Accelerating the Project’s Expansion in 2022

Looking forward, 2022 looks to be an exciting year ahead. CommuniTree’s Project Design Document (PDD) is currently being updated to reflect the national expansion of the project as well its increasingly data-driven driven approach, through the use of Taking Root’s technology platform.  Plan Vivo, CommuniTree’s carbon certification partner, has released the 5th version of their Standard.  With this recent release, the major updates are to the unit types of issued Plan Vivo certificates. There are now 3 unit types: future PVCs (fPVCs), reported PVCs (rPVCs), and verified PVCs (vPVCs). Future PVC’s reflect certificates where sequestration activities are expected to occur in the future. Once these sequestration activities have happened, they can be converted into reported PVCs. After being reported, they will need to be verified, at which point the credits will convert into vPVCs.  With Taking Root’s technology in the final stages of becoming an approved approach for monitoring and reporting on the carbon sequestered by trees over time, the CommuniTree project is in an excellent position to adapt these standard changes over time.

In Photo: Worm’s-eye view of a fully grown tree

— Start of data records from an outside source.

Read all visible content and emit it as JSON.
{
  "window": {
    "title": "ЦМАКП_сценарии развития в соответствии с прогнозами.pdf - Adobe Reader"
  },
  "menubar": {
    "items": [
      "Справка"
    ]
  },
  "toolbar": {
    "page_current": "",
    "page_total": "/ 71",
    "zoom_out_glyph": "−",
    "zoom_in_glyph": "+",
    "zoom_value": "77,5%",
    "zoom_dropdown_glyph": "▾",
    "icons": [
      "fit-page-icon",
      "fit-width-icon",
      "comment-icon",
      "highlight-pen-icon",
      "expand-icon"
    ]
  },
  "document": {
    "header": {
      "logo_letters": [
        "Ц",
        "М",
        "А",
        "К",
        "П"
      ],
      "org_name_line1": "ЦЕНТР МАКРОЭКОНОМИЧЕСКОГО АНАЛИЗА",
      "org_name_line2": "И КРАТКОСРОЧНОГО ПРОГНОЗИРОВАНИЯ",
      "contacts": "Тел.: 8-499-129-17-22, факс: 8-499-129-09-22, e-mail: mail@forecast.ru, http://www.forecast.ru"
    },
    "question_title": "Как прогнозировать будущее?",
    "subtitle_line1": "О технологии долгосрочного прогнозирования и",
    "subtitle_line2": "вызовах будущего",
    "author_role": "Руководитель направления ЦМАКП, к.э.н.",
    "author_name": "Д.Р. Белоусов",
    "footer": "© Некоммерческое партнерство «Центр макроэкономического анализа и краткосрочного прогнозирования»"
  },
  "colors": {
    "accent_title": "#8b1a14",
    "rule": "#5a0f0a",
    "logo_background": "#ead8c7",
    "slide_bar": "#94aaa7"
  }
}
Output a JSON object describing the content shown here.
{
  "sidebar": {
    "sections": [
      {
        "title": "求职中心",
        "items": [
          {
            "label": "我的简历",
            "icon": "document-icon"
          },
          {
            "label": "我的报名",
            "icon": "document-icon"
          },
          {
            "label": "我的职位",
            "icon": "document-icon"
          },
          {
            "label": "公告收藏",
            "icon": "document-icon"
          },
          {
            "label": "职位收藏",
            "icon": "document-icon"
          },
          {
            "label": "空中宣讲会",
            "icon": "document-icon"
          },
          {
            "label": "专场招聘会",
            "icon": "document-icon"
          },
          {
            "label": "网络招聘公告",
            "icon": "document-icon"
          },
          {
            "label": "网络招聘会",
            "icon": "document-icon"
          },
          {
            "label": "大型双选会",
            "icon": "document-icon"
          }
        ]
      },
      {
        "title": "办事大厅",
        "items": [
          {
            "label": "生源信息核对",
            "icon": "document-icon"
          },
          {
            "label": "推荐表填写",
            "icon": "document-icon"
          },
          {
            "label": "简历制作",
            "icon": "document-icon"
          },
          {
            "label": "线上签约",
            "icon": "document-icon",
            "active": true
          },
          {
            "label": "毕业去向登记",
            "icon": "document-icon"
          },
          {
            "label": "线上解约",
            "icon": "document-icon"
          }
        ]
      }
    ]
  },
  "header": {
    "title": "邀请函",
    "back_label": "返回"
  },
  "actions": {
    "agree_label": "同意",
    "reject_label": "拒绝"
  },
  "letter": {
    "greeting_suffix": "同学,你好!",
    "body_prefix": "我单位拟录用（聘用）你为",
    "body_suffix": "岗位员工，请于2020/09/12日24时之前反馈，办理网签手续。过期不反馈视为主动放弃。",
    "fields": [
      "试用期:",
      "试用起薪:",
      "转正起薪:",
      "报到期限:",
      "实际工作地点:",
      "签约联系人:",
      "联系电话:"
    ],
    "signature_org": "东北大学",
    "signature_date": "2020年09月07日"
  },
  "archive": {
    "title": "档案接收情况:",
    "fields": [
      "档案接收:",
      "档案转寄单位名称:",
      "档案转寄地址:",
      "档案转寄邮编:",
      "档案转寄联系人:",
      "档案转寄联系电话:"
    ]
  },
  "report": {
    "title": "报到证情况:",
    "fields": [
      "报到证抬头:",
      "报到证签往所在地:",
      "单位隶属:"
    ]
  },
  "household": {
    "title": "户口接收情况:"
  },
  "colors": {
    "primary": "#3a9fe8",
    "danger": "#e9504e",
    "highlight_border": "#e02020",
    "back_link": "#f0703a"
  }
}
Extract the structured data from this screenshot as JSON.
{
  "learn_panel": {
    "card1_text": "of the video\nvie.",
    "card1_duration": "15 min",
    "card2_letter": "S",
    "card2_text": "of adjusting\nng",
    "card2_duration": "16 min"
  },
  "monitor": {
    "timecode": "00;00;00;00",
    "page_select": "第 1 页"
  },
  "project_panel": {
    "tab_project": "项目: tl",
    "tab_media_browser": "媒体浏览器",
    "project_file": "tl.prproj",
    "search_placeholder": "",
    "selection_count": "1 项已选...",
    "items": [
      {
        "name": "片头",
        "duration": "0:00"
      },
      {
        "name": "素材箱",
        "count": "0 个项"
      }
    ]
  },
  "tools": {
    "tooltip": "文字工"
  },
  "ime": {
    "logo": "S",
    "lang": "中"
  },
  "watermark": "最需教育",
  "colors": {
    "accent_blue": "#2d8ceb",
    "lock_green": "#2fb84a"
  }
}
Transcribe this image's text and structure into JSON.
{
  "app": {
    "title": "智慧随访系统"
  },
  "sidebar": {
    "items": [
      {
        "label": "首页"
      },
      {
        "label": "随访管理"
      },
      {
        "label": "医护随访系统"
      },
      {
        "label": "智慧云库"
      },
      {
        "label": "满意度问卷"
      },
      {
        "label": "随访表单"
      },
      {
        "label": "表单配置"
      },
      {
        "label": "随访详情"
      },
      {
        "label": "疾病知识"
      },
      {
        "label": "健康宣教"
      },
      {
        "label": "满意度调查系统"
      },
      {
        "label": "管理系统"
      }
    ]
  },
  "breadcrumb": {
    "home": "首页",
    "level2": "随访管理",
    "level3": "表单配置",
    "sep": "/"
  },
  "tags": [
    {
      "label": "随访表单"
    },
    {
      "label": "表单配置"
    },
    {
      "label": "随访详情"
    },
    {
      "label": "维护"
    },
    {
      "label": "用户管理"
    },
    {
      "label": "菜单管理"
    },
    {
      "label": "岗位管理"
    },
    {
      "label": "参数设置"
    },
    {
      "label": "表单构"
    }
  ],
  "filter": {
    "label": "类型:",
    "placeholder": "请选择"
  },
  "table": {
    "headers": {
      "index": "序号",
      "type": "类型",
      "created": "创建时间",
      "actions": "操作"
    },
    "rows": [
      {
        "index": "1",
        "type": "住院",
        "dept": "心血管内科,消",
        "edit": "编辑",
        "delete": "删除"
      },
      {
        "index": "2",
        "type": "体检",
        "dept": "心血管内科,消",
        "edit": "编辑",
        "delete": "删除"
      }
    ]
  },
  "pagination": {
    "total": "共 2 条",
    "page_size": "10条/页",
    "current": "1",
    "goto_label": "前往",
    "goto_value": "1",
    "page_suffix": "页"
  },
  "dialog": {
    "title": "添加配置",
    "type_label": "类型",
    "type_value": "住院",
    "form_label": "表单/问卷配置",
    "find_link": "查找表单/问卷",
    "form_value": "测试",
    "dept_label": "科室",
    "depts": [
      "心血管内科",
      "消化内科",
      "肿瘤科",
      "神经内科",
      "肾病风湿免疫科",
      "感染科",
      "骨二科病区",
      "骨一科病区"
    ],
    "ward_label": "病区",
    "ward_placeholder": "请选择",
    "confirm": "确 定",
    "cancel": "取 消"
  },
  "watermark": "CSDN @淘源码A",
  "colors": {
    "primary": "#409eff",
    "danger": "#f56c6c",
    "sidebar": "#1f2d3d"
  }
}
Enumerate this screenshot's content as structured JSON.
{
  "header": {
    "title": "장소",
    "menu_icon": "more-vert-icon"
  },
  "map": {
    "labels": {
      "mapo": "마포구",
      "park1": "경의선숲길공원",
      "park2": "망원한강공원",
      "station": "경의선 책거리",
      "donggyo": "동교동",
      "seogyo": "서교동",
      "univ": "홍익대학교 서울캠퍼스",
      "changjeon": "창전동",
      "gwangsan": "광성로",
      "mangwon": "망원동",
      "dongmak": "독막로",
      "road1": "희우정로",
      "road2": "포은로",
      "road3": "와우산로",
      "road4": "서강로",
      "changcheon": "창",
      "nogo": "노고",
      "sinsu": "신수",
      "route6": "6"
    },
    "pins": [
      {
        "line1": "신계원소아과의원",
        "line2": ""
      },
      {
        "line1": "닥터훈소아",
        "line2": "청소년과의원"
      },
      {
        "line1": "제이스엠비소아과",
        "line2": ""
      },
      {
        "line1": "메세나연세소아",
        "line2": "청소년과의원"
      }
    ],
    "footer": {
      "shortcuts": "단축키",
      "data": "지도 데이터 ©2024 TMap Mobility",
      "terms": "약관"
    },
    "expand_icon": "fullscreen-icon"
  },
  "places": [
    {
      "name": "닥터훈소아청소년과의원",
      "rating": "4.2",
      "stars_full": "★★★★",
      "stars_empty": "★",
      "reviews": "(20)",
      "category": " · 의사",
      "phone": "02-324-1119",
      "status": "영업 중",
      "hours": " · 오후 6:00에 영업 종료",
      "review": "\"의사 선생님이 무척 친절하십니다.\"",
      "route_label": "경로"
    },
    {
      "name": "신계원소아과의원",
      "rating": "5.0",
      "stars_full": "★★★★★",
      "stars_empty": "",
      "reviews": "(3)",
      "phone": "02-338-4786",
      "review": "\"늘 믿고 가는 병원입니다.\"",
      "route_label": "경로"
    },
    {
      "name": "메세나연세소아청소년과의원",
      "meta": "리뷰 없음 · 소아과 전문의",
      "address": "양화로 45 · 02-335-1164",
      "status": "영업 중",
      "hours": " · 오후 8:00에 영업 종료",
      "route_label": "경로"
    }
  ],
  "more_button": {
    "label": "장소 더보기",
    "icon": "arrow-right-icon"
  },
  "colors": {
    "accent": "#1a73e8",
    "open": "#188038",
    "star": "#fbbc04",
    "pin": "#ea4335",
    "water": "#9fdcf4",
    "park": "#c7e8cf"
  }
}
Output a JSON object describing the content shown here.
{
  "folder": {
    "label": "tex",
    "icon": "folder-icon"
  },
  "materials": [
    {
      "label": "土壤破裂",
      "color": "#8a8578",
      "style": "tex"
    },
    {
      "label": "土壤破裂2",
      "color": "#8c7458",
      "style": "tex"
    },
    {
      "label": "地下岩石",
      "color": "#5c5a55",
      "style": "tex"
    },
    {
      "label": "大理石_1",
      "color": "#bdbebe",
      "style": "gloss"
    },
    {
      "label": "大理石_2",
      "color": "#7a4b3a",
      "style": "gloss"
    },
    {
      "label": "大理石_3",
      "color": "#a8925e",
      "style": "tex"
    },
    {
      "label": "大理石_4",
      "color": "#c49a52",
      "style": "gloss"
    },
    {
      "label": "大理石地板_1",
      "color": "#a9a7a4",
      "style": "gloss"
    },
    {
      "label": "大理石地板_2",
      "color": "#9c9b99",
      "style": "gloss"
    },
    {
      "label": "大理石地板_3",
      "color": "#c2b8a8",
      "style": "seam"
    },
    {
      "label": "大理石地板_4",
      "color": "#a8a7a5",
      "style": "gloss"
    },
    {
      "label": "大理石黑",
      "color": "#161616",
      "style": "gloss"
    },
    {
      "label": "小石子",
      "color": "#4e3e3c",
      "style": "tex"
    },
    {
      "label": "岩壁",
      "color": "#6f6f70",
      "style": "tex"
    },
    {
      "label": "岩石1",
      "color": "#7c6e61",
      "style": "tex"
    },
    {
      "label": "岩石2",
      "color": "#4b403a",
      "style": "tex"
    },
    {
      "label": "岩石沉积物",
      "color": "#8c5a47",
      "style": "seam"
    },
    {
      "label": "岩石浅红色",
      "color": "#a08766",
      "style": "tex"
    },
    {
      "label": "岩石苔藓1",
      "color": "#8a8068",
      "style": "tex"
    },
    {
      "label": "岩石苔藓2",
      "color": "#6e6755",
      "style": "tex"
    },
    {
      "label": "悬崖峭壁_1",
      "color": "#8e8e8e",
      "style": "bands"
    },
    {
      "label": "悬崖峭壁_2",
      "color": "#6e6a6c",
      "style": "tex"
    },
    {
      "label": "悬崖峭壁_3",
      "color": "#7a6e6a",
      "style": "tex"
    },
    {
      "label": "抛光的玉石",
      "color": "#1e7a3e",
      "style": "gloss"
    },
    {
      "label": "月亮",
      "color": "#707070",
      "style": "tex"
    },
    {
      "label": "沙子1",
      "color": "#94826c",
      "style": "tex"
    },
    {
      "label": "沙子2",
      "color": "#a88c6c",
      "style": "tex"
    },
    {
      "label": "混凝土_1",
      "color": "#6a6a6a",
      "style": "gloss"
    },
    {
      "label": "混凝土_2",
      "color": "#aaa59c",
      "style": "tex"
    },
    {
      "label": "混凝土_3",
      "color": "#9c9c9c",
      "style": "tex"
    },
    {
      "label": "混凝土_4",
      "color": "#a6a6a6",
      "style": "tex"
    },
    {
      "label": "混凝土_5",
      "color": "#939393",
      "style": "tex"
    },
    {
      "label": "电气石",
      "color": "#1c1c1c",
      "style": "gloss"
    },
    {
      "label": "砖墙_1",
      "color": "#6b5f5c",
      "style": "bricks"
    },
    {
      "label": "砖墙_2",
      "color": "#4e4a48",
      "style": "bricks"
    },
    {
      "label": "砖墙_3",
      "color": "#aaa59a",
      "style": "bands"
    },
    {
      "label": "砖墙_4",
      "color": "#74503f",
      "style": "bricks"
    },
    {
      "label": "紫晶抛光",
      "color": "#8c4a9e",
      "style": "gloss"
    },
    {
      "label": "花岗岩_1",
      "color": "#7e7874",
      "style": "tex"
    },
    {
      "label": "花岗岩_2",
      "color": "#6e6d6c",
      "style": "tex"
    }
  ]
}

We are so grateful to all our partners that have helped make this year such a success, our impact would not have been possible without the support of everyone involved. Building off of this year’s success, the future looks bright for the CommuniTree program. As the world galvanizes around renewed climate commitments, CommuniTree is showing how smallholder reforestation has huge potential as a natural climate solution. While the future of climate change may seem bleak, CommuniTree is showing how world leading brands can meet their climate commitments while distributing benefits across thousands of farmers.

Eric builds relationships with grant funders to develop projects around our work restoring forests with smallholder farmers. Previously, he has helped build brands for major Canadian music festivals and worked with Montreal-based sustainability not-for-profits. Eric sees the potential of a sustainable economy and its impacts, as he holds a Bachelor of Commerce with a dual focus in marketing & sustainability from Concordia University.